This next morning, I stared at Roz’s long, dark body on the too-small dog bed, and tried to discern the movement of her ribs and lungs. I went over and put my hand on her side and woke her up to make sure she was breathing. She startled awake, looked at me, and then immediately went back to sleep. I knew my compulsion to become a mother wasn’t going to go away just because I willed it to.
Sometimes Roz would let me wrap my whole body around her in a hug, and as I felt her warmth on my stomach, I wondered if that’s what it would feel like to carry a baby inside me. When the vet handed me the stethoscope during a routine check-up and asked if I wanted to listen, the sound of Roz’s heartbeat made me break down in joyous sobs. The only people that I felt would understand were mothers. I drove to Connecticut to visit my friend Amanda and her toddler and newborn. It was on a seaside run while her children napped that I confessed how alone I felt in my wanting, how my love for my dog made me want to call myself a mother. I told her how far that feeling made me feel from Steve. Where I had been previously bored by the quotidian talk of motherhood, I listened, rapt, as other mothers described their infants’ forays at daycare. If an acquaintance pulled up photos of their children on an iPhone, I immediately cued up photos of Roz for display. I was consumed by how my capacity for love had expanded, and how my need to care for Roz felt like an infinite, incredible fire.

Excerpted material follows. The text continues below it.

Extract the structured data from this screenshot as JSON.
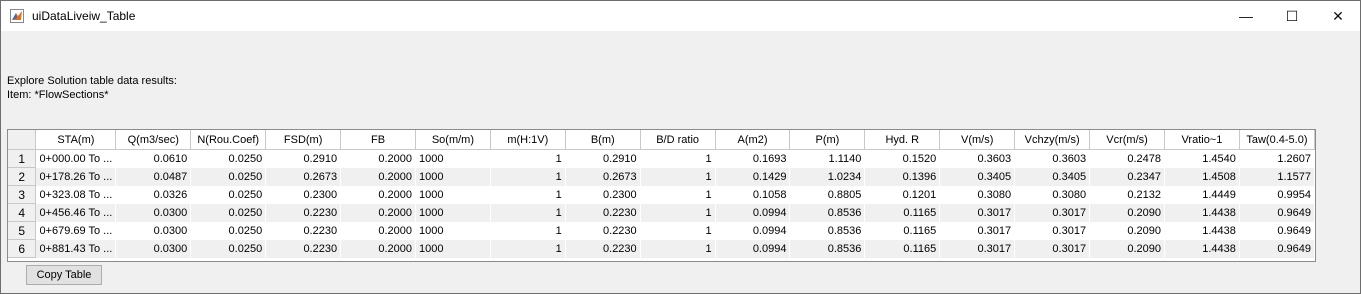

“If Roz and I were both hanging off the edge of a cliff, equal distance from you, who would you save?” Steve jokingly asked me one day.
I hesitated. Too long. We laughed it off, uncomfortably.
It wasn’t that I valued her life over his in actuality. But in my mind, I had made a vow to protect Roz at all costs. It was my worrying for her that made me feel most like a mother. When walking her the morning after a particularly bad storm, I thought about how I would protect her if a tree branch came crashing down. I imagined the way I would curl my body around hers, bracing myself so that my back would absorb the impact and keep her safe. I started to understand why my mother always got nervous when her three children, even as adults, would ride in the same car together.
That same year, Steve and I stopped talking about the future. We didn’t plan vacations. We didn’t walk by beautiful Cobble Hill brownstones and talk about how we might live there one day, maybe. Another conversation about children went unspoken for more than a year. It felt like both the wisest and most foolish thing: to say goodbye to a wonderful relationship because of a baby that was still years away, and more hypothetical than not.
We broke up on Mother’s Day, when the mounting stress finally felt like it was going to shatter me. The conversation only took a few minutes. As soon as I began to speak, he understood. I thought maybe he hadn’t noticed how tormented I had become, but it turns out, he had been waiting for me to bring it up.
“You’re going to be a really amazing mother,” he choked out between tears. “You’re so good with Roz.” Until he said that, I hadn’t understood how much I needed to hear it from him.
I sent an email to my closest group of friends letting them know what had happened, and that Steve was moving out and I would be remaining in the apartment with Roz. I was surprised by their responses: “I’m so excited for you!” many of them said. Several of them expressed relief that I was finally going to let myself go after the thing I wanted, this imaginary baby that was, hopefully, somewhere in my future.
A few weeks later, I took Roz out on a run, as we had done hundreds of time before. But this time, I didn’t stop at our usual four or six miles. I jogged slowly and kept my eye on Roz, checking for signs of her exhaustion. She didn’t flag. We ran ten miles that day, her longest run ever.
When we got home, I sat on the kitchen floor and unhooked her leash. “It’s you and me for now, okay?” Roz met my eyes, and leaned her head into my lap. I could feel her heart beating. I felt such gratitude to this fifty pounds of fur, for making me realize what kind of life I wanted to go after. Roz had, in her own way, made an honest woman out of me.
Jenna Clark Embrey is a sometimes-writer and full-time dramaturg at a theatre in New York.